**What you have to do**
Set down the complete data exactly as it appears below.

━━ Data records

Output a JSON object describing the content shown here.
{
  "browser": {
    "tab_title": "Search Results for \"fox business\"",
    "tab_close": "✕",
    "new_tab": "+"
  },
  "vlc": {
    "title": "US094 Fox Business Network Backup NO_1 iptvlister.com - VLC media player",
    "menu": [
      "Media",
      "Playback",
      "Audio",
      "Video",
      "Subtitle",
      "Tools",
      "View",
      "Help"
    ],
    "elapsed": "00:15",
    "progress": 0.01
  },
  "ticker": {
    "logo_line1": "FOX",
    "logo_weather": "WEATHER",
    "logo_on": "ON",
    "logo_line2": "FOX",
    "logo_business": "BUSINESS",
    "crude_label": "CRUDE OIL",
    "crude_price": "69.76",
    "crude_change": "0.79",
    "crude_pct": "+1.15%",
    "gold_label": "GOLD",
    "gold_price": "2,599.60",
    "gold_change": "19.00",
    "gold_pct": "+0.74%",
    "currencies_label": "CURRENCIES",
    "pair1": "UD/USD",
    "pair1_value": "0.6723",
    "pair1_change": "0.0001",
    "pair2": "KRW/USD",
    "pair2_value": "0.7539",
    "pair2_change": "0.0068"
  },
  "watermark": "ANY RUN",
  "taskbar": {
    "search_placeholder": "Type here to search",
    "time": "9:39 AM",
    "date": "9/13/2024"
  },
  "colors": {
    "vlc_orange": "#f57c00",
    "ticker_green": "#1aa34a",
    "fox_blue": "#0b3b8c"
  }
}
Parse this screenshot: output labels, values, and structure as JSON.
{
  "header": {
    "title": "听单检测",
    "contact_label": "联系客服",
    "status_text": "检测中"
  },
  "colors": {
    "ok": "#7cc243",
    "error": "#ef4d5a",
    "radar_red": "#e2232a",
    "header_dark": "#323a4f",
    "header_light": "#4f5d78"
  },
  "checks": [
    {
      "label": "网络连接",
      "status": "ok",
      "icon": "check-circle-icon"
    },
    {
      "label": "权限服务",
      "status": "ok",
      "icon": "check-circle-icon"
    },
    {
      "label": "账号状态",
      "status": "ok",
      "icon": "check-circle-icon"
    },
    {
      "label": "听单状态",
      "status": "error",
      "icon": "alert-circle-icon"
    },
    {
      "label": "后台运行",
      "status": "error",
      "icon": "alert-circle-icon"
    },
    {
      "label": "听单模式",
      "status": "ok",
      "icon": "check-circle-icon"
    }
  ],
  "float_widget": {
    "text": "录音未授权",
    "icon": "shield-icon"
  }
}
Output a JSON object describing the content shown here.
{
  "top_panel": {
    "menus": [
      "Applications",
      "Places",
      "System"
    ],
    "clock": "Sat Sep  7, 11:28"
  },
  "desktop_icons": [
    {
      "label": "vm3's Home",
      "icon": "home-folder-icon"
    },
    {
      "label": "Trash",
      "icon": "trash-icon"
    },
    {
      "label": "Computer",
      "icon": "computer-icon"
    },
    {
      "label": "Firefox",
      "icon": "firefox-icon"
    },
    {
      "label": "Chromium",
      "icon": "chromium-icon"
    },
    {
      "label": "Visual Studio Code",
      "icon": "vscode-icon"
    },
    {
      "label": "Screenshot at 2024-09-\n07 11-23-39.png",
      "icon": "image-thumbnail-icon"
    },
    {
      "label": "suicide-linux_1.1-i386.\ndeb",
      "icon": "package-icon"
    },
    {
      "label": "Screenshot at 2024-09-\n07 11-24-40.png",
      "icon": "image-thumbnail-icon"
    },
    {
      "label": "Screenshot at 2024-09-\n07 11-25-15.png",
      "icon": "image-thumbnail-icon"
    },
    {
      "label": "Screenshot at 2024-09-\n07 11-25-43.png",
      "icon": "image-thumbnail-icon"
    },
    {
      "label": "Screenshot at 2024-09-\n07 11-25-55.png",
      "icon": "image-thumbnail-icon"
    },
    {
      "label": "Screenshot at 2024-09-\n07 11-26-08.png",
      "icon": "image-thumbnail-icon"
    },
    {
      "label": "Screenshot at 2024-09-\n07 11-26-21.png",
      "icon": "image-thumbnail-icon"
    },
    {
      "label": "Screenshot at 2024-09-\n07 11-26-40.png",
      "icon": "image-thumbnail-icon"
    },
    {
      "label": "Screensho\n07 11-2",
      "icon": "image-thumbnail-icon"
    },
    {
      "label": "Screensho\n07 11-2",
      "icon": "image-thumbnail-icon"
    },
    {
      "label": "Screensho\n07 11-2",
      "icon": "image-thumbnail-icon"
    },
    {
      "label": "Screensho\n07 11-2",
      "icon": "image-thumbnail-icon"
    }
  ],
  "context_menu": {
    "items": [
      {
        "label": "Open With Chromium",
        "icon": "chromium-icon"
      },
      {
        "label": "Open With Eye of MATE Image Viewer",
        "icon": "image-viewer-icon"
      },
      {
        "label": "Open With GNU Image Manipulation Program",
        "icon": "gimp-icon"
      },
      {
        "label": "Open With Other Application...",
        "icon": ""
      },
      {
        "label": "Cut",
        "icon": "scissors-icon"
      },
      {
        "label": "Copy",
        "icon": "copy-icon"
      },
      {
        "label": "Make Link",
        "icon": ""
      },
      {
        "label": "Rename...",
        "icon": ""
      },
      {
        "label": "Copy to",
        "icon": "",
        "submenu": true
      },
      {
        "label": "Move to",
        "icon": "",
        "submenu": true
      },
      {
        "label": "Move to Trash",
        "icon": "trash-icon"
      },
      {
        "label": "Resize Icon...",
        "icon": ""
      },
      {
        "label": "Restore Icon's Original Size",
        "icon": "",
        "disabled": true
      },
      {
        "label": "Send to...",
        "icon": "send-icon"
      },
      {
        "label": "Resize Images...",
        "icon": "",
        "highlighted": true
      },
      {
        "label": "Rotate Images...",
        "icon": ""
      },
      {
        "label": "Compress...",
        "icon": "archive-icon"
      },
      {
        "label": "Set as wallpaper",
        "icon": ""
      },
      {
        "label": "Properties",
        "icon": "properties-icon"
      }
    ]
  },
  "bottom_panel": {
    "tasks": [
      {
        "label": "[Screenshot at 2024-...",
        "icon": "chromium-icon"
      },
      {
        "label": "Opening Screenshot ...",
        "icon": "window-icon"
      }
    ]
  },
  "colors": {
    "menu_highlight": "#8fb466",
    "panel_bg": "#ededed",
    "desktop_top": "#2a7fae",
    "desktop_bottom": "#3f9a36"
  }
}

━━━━

**Exercise solution**
Output a JSON object describing the content shown here.
{
  "browser": {
    "tab_title": "Search Results for \"fox business\"",
    "tab_close": "✕",
    "new_tab": "+"
  },
  "vlc": {
    "title": "US094 Fox Business Network Backup NO_1 iptvlister.com - VLC media player",
    "menu": [
      "Media",
      "Playback",
      "Audio",
      "Video",
      "Subtitle",
      "Tools",
      "View",
      "Help"
    ],
    "elapsed": "00:15",
    "progress": 0.01
  },
  "ticker": {
    "logo_line1": "FOX",
    "logo_weather": "WEATHER",
    "logo_on": "ON",
    "logo_line2": "FOX",
    "logo_business": "BUSINESS",
    "crude_label": "CRUDE OIL",
    "crude_price": "69.76",
    "crude_change": "0.79",
    "crude_pct": "+1.15%",
    "gold_label": "GOLD",
    "gold_price": "2,599.60",
    "gold_change": "19.00",
    "gold_pct": "+0.74%",
    "currencies_label": "CURRENCIES",
    "pair1": "UD/USD",
    "pair1_value": "0.6723",
    "pair1_change": "0.0001",
    "pair2": "KRW/USD",
    "pair2_value": "0.7539",
    "pair2_change": "0.0068"
  },
  "watermark": "ANY RUN",
  "taskbar": {
    "search_placeholder": "Type here to search",
    "time": "9:39 AM",
    "date": "9/13/2024"
  },
  "colors": {
    "vlc_orange": "#f57c00",
    "ticker_green": "#1aa34a",
    "fox_blue": "#0b3b8c"
  }
}
Parse this screenshot: output labels, values, and structure as JSON.
{
  "header": {
    "title": "听单检测",
    "contact_label": "联系客服",
    "status_text": "检测中"
  },
  "colors": {
    "ok": "#7cc243",
    "error": "#ef4d5a",
    "radar_red": "#e2232a",
    "header_dark": "#323a4f",
    "header_light": "#4f5d78"
  },
  "checks": [
    {
      "label": "网络连接",
      "status": "ok",
      "icon": "check-circle-icon"
    },
    {
      "label": "权限服务",
      "status": "ok",
      "icon": "check-circle-icon"
    },
    {
      "label": "账号状态",
      "status": "ok",
      "icon": "check-circle-icon"
    },
    {
      "label": "听单状态",
      "status": "error",
      "icon": "alert-circle-icon"
    },
    {
      "label": "后台运行",
      "status": "error",
      "icon": "alert-circle-icon"
    },
    {
      "label": "听单模式",
      "status": "ok",
      "icon": "check-circle-icon"
    }
  ],
  "float_widget": {
    "text": "录音未授权",
    "icon": "shield-icon"
  }
}
Output a JSON object describing the content shown here.
{
  "top_panel": {
    "menus": [
      "Applications",
      "Places",
      "System"
    ],
    "clock": "Sat Sep  7, 11:28"
  },
  "desktop_icons": [
    {
      "label": "vm3's Home",
      "icon": "home-folder-icon"
    },
    {
      "label": "Trash",
      "icon": "trash-icon"
    },
    {
      "label": "Computer",
      "icon": "computer-icon"
    },
    {
      "label": "Firefox",
      "icon": "firefox-icon"
    },
    {
      "label": "Chromium",
      "icon": "chromium-icon"
    },
    {
      "label": "Visual Studio Code",
      "icon": "vscode-icon"
    },
    {
      "label": "Screenshot at 2024-09-\n07 11-23-39.png",
      "icon": "image-thumbnail-icon"
    },
    {
      "label": "suicide-linux_1.1-i386.\ndeb",
      "icon": "package-icon"
    },
    {
      "label": "Screenshot at 2024-09-\n07 11-24-40.png",
      "icon": "image-thumbnail-icon"
    },
    {
      "label": "Screenshot at 2024-09-\n07 11-25-15.png",
      "icon": "image-thumbnail-icon"
    },
    {
      "label": "Screenshot at 2024-09-\n07 11-25-43.png",
      "icon": "image-thumbnail-icon"
    },
    {
      "label": "Screenshot at 2024-09-\n07 11-25-55.png",
      "icon": "image-thumbnail-icon"
    },
    {
      "label": "Screenshot at 2024-09-\n07 11-26-08.png",
      "icon": "image-thumbnail-icon"
    },
    {
      "label": "Screenshot at 2024-09-\n07 11-26-21.png",
      "icon": "image-thumbnail-icon"
    },
    {
      "label": "Screenshot at 2024-09-\n07 11-26-40.png",
      "icon": "image-thumbnail-icon"
    },
    {
      "label": "Screensho\n07 11-2",
      "icon": "image-thumbnail-icon"
    },
    {
      "label": "Screensho\n07 11-2",
      "icon": "image-thumbnail-icon"
    },
    {
      "label": "Screensho\n07 11-2",
      "icon": "image-thumbnail-icon"
    },
    {
      "label": "Screensho\n07 11-2",
      "icon": "image-thumbnail-icon"
    }
  ],
  "context_menu": {
    "items": [
      {
        "label": "Open With Chromium",
        "icon": "chromium-icon"
      },
      {
        "label": "Open With Eye of MATE Image Viewer",
        "icon": "image-viewer-icon"
      },
      {
        "label": "Open With GNU Image Manipulation Program",
        "icon": "gimp-icon"
      },
      {
        "label": "Open With Other Application...",
        "icon": ""
      },
      {
        "label": "Cut",
        "icon": "scissors-icon"
      },
      {
        "label": "Copy",
        "icon": "copy-icon"
      },
      {
        "label": "Make Link",
        "icon": ""
      },
      {
        "label": "Rename...",
        "icon": ""
      },
      {
        "label": "Copy to",
        "icon": "",
        "submenu": true
      },
      {
        "label": "Move to",
        "icon": "",
        "submenu": true
      },
      {
        "label": "Move to Trash",
        "icon": "trash-icon"
      },
      {
        "label": "Resize Icon...",
        "icon": ""
      },
      {
        "label": "Restore Icon's Original Size",
        "icon": "",
        "disabled": true
      },
      {
        "label": "Send to...",
        "icon": "send-icon"
      },
      {
        "label": "Resize Images...",
        "icon": "",
        "highlighted": true
      },
      {
        "label": "Rotate Images...",
        "icon": ""
      },
      {
        "label": "Compress...",
        "icon": "archive-icon"
      },
      {
        "label": "Set as wallpaper",
        "icon": ""
      },
      {
        "label": "Properties",
        "icon": "properties-icon"
      }
    ]
  },
  "bottom_panel": {
    "tasks": [
      {
        "label": "[Screenshot at 2024-...",
        "icon": "chromium-icon"
      },
      {
        "label": "Opening Screenshot ...",
        "icon": "window-icon"
      }
    ]
  },
  "colors": {
    "menu_highlight": "#8fb466",
    "panel_bg": "#ededed",
    "desktop_top": "#2a7fae",
    "desktop_bottom": "#3f9a36"
  }
}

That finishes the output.